Economics at your fingertips  

Testing the significance of calendar effects

Peter Hansen (), Asger Lunde () and James Nason ()

No 2005-02, FRB Atlanta Working Paper from Federal Reserve Bank of Atlanta

Abstract: This paper studies tests of calendar effects in equity returns. It is necessary to control for all possible calendar effects to avoid spurious results. The authors contribute to the calendar effects literature and its significance with a test for calendar-specific anomalies that conditions on the nuisance of possible calendar effects. Thus, their approach to test for calendar effects produces robust data-mining results. Unfortunately, attempts to control for a large number of possible calendar effects have the downside of diminishing the power of the test, making it more difficult to detect actual anomalies. The authors show that our test achieves good power properties because it exploits the correlation structure of (excess) returns specific to the calendar effect being studied.

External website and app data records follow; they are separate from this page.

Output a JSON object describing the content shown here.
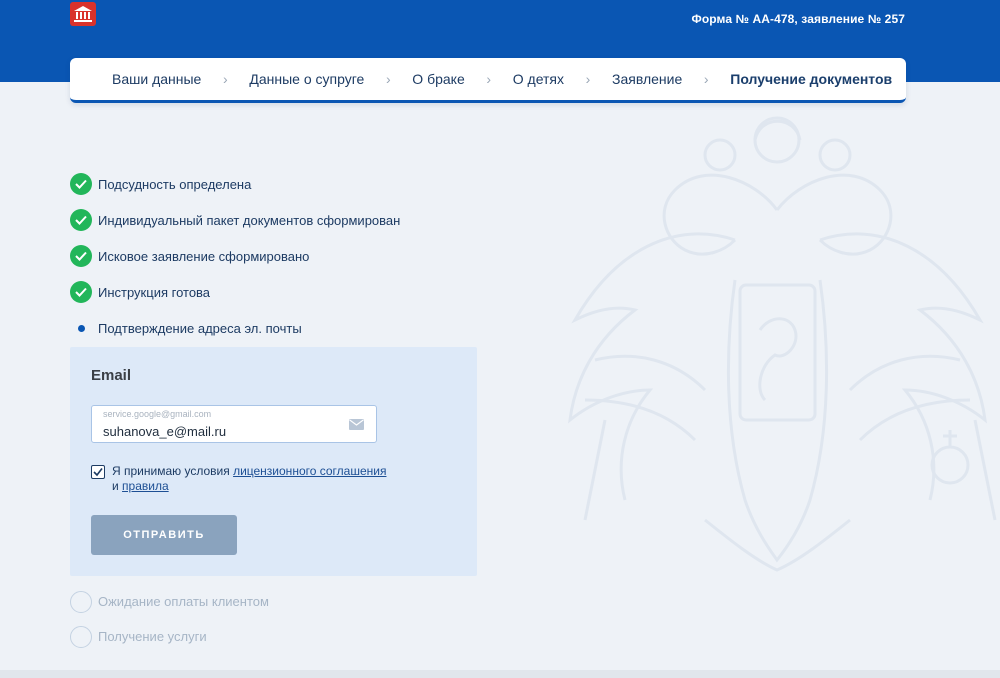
{
  "header": {
    "form_id": "Форма № АА-478, заявление № 257",
    "logo_icon": "courthouse-icon"
  },
  "steps": [
    {
      "label": "Ваши данные",
      "active": false
    },
    {
      "label": "Данные о супруге",
      "active": false
    },
    {
      "label": "О браке",
      "active": false
    },
    {
      "label": "О детях",
      "active": false
    },
    {
      "label": "Заявление",
      "active": false
    },
    {
      "label": "Получение документов",
      "active": true
    }
  ],
  "checklist": {
    "done": [
      "Подсудность определена",
      "Индивидуальный пакет документов сформирован",
      "Исковое заявление сформировано",
      "Инструкция готова"
    ],
    "current": "Подтверждение адреса эл. почты",
    "pending": [
      "Ожидание оплаты клиентом",
      "Получение услуги"
    ]
  },
  "email_form": {
    "title": "Email",
    "placeholder": "service.google@gmail.com",
    "value": "suhanova_e@mail.ru",
    "agree_prefix": "Я принимаю условия ",
    "agree_link1": "лицензионного соглашения ",
    "agree_mid": "и ",
    "agree_link2": "правила",
    "agree_checked": true,
    "submit_label": "ОТПРАВИТЬ"
  },
  "colors": {
    "header_bg": "#0a56b3",
    "check_green": "#22b65a",
    "card_bg": "#dde9f8",
    "button_disabled": "#8aa3be"
  }
}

We implement the test with bootstrap methods and apply it to stock indices from Denmark, France, Germany, Hong Kong, Italy, Japan, Norway, Sweden, the United Kingdom, and the United States. Bootstrap p-values reveal that calendar effects are significant for returns in most of these equity markets, but end-of-the-year effects are predominant. It also appears that, beginning in the late 1980s, calendar effects have diminished except in small-cap stock indices.

New Economics Papers: this item is included in nep-ecm and nep-fin
Date: 2005
References: View references in EconPapers View complete reference list from CitEc
Citations: View citations in EconPapers (16) Track citations by RSS feed

Downloads: (external link) (application/pdf)
Our link check indicates that this URL is bad, the error code is: 404 Not Found ( [301 Moved Permanently]-->

Related works:
This item may be available elsewhere in EconPapers: Search for items with the same title.

Export reference: BibTeX RIS (EndNote, ProCite, RefMan) HTML/Text

Persistent link:

Ordering information: This working paper can be ordered from

Access Statistics for this paper

More papers in FRB Atlanta Working Paper from Federal Reserve Bank of Atlanta Contact information at EDIRC.
Bibliographic data for series maintained by Elaine Clokey ().

Page updated 2019-09-14
Handle: RePEc:fip:fedawp:2005-02